<<<<

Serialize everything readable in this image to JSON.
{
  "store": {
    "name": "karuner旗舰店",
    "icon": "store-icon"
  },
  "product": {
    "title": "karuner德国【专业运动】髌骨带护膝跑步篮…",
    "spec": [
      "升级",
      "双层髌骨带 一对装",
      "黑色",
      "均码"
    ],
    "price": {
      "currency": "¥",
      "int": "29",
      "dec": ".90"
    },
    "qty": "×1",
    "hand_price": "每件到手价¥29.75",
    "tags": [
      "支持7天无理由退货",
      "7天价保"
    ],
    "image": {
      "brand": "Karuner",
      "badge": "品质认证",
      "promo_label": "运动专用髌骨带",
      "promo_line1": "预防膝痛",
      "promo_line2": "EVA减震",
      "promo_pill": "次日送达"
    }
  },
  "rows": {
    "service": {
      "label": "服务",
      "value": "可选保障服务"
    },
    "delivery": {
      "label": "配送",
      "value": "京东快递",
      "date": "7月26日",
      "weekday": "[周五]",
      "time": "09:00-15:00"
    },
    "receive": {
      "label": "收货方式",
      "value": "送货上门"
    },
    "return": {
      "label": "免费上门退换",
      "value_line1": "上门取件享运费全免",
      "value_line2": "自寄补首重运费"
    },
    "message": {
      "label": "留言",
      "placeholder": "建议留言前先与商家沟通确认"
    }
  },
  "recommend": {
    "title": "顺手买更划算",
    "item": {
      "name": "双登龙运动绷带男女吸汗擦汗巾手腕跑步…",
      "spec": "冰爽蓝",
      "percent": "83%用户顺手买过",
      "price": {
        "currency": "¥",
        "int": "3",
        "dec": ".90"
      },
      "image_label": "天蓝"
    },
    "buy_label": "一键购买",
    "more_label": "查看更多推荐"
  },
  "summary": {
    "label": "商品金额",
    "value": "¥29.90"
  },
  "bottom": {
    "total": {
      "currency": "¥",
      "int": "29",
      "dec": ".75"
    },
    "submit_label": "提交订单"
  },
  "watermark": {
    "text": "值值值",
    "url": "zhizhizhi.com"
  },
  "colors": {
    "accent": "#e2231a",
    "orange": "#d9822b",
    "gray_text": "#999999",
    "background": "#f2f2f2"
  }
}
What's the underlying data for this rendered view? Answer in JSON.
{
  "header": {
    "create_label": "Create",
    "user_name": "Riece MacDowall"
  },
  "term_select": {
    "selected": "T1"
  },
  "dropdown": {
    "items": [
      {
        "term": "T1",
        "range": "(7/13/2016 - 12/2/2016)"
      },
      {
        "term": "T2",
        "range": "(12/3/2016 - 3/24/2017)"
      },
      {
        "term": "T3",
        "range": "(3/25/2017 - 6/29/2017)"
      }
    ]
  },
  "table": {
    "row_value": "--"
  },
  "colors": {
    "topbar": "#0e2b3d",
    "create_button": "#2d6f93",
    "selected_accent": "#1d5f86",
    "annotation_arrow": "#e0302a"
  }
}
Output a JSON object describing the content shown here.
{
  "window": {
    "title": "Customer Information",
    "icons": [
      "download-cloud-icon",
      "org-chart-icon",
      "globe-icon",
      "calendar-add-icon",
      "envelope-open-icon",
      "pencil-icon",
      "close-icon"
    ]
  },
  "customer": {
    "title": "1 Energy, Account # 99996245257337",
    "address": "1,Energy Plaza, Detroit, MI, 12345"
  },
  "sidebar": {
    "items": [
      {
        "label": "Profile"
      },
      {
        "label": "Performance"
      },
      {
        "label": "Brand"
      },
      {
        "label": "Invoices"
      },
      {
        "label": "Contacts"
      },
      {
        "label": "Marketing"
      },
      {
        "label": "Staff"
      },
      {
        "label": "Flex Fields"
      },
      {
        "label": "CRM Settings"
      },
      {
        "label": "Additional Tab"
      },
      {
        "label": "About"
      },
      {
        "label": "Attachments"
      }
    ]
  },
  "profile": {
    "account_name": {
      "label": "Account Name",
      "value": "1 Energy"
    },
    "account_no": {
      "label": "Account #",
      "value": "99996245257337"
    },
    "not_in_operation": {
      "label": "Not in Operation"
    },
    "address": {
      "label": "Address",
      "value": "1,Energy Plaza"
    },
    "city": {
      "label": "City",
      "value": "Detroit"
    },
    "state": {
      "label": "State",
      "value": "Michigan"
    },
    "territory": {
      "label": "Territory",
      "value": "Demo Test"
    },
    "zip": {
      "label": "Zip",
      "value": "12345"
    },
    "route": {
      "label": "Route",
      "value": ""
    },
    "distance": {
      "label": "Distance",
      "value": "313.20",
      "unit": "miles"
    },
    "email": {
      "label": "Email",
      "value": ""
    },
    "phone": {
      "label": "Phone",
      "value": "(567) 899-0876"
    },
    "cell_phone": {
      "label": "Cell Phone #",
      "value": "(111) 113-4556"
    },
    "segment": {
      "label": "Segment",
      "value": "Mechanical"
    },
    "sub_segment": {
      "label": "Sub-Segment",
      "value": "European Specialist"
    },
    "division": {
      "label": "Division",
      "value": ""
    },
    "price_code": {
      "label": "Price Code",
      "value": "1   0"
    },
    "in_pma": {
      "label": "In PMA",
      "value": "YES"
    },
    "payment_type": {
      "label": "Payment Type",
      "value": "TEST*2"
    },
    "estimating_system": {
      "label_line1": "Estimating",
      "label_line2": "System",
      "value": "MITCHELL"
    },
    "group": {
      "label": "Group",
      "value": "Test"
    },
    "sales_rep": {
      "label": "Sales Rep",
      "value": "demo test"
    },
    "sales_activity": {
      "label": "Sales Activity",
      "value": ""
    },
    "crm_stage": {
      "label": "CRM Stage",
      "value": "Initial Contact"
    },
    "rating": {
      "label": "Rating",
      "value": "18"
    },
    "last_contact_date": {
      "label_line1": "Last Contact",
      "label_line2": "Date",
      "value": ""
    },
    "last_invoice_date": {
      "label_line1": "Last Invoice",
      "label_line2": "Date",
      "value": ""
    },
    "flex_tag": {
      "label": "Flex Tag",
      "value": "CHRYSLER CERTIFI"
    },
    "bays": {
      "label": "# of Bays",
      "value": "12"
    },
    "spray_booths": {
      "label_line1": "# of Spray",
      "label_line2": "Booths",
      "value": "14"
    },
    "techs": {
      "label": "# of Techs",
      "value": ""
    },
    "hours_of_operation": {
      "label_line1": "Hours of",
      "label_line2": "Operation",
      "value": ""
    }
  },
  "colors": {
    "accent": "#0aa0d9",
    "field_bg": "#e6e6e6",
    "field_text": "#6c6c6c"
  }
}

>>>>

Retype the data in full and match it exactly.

Serialize everything readable in this image to JSON.
{
  "store": {
    "name": "karuner旗舰店",
    "icon": "store-icon"
  },
  "product": {
    "title": "karuner德国【专业运动】髌骨带护膝跑步篮…",
    "spec": [
      "升级",
      "双层髌骨带 一对装",
      "黑色",
      "均码"
    ],
    "price": {
      "currency": "¥",
      "int": "29",
      "dec": ".90"
    },
    "qty": "×1",
    "hand_price": "每件到手价¥29.75",
    "tags": [
      "支持7天无理由退货",
      "7天价保"
    ],
    "image": {
      "brand": "Karuner",
      "badge": "品质认证",
      "promo_label": "运动专用髌骨带",
      "promo_line1": "预防膝痛",
      "promo_line2": "EVA减震",
      "promo_pill": "次日送达"
    }
  },
  "rows": {
    "service": {
      "label": "服务",
      "value": "可选保障服务"
    },
    "delivery": {
      "label": "配送",
      "value": "京东快递",
      "date": "7月26日",
      "weekday": "[周五]",
      "time": "09:00-15:00"
    },
    "receive": {
      "label": "收货方式",
      "value": "送货上门"
    },
    "return": {
      "label": "免费上门退换",
      "value_line1": "上门取件享运费全免",
      "value_line2": "自寄补首重运费"
    },
    "message": {
      "label": "留言",
      "placeholder": "建议留言前先与商家沟通确认"
    }
  },
  "recommend": {
    "title": "顺手买更划算",
    "item": {
      "name": "双登龙运动绷带男女吸汗擦汗巾手腕跑步…",
      "spec": "冰爽蓝",
      "percent": "83%用户顺手买过",
      "price": {
        "currency": "¥",
        "int": "3",
        "dec": ".90"
      },
      "image_label": "天蓝"
    },
    "buy_label": "一键购买",
    "more_label": "查看更多推荐"
  },
  "summary": {
    "label": "商品金额",
    "value": "¥29.90"
  },
  "bottom": {
    "total": {
      "currency": "¥",
      "int": "29",
      "dec": ".75"
    },
    "submit_label": "提交订单"
  },
  "watermark": {
    "text": "值值值",
    "url": "zhizhizhi.com"
  },
  "colors": {
    "accent": "#e2231a",
    "orange": "#d9822b",
    "gray_text": "#999999",
    "background": "#f2f2f2"
  }
}
What's the underlying data for this rendered view? Answer in JSON.
{
  "header": {
    "create_label": "Create",
    "user_name": "Riece MacDowall"
  },
  "term_select": {
    "selected": "T1"
  },
  "dropdown": {
    "items": [
      {
        "term": "T1",
        "range": "(7/13/2016 - 12/2/2016)"
      },
      {
        "term": "T2",
        "range": "(12/3/2016 - 3/24/2017)"
      },
      {
        "term": "T3",
        "range": "(3/25/2017 - 6/29/2017)"
      }
    ]
  },
  "table": {
    "row_value": "--"
  },
  "colors": {
    "topbar": "#0e2b3d",
    "create_button": "#2d6f93",
    "selected_accent": "#1d5f86",
    "annotation_arrow": "#e0302a"
  }
}
Output a JSON object describing the content shown here.
{
  "window": {
    "title": "Customer Information",
    "icons": [
      "download-cloud-icon",
      "org-chart-icon",
      "globe-icon",
      "calendar-add-icon",
      "envelope-open-icon",
      "pencil-icon",
      "close-icon"
    ]
  },
  "customer": {
    "title": "1 Energy, Account # 99996245257337",
    "address": "1,Energy Plaza, Detroit, MI, 12345"
  },
  "sidebar": {
    "items": [
      {
        "label": "Profile"
      },
      {
        "label": "Performance"
      },
      {
        "label": "Brand"
      },
      {
        "label": "Invoices"
      },
      {
        "label": "Contacts"
      },
      {
        "label": "Marketing"
      },
      {
        "label": "Staff"
      },
      {
        "label": "Flex Fields"
      },
      {
        "label": "CRM Settings"
      },
      {
        "label": "Additional Tab"
      },
      {
        "label": "About"
      },
      {
        "label": "Attachments"
      }
    ]
  },
  "profile": {
    "account_name": {
      "label": "Account Name",
      "value": "1 Energy"
    },
    "account_no": {
      "label": "Account #",
      "value": "99996245257337"
    },
    "not_in_operation": {
      "label": "Not in Operation"
    },
    "address": {
      "label": "Address",
      "value": "1,Energy Plaza"
    },
    "city": {
      "label": "City",
      "value": "Detroit"
    },
    "state": {
      "label": "State",
      "value": "Michigan"
    },
    "territory": {
      "label": "Territory",
      "value": "Demo Test"
    },
    "zip": {
      "label": "Zip",
      "value": "12345"
    },
    "route": {
      "label": "Route",
      "value": ""
    },
    "distance": {
      "label": "Distance",
      "value": "313.20",
      "unit": "miles"
    },
    "email": {
      "label": "Email",
      "value": ""
    },
    "phone": {
      "label": "Phone",
      "value": "(567) 899-0876"
    },
    "cell_phone": {
      "label": "Cell Phone #",
      "value": "(111) 113-4556"
    },
    "segment": {
      "label": "Segment",
      "value": "Mechanical"
    },
    "sub_segment": {
      "label": "Sub-Segment",
      "value": "European Specialist"
    },
    "division": {
      "label": "Division",
      "value": ""
    },
    "price_code": {
      "label": "Price Code",
      "value": "1   0"
    },
    "in_pma": {
      "label": "In PMA",
      "value": "YES"
    },
    "payment_type": {
      "label": "Payment Type",
      "value": "TEST*2"
    },
    "estimating_system": {
      "label_line1": "Estimating",
      "label_line2": "System",
      "value": "MITCHELL"
    },
    "group": {
      "label": "Group",
      "value": "Test"
    },
    "sales_rep": {
      "label": "Sales Rep",
      "value": "demo test"
    },
    "sales_activity": {
      "label": "Sales Activity",
      "value": ""
    },
    "crm_stage": {
      "label": "CRM Stage",
      "value": "Initial Contact"
    },
    "rating": {
      "label": "Rating",
      "value": "18"
    },
    "last_contact_date": {
      "label_line1": "Last Contact",
      "label_line2": "Date",
      "value": ""
    },
    "last_invoice_date": {
      "label_line1": "Last Invoice",
      "label_line2": "Date",
      "value": ""
    },
    "flex_tag": {
      "label": "Flex Tag",
      "value": "CHRYSLER CERTIFI"
    },
    "bays": {
      "label": "# of Bays",
      "value": "12"
    },
    "spray_booths": {
      "label_line1": "# of Spray",
      "label_line2": "Booths",
      "value": "14"
    },
    "techs": {
      "label": "# of Techs",
      "value": ""
    },
    "hours_of_operation": {
      "label_line1": "Hours of",
      "label_line2": "Operation",
      "value": ""
    }
  },
  "colors": {
    "accent": "#0aa0d9",
    "field_bg": "#e6e6e6",
    "field_text": "#6c6c6c"
  }
}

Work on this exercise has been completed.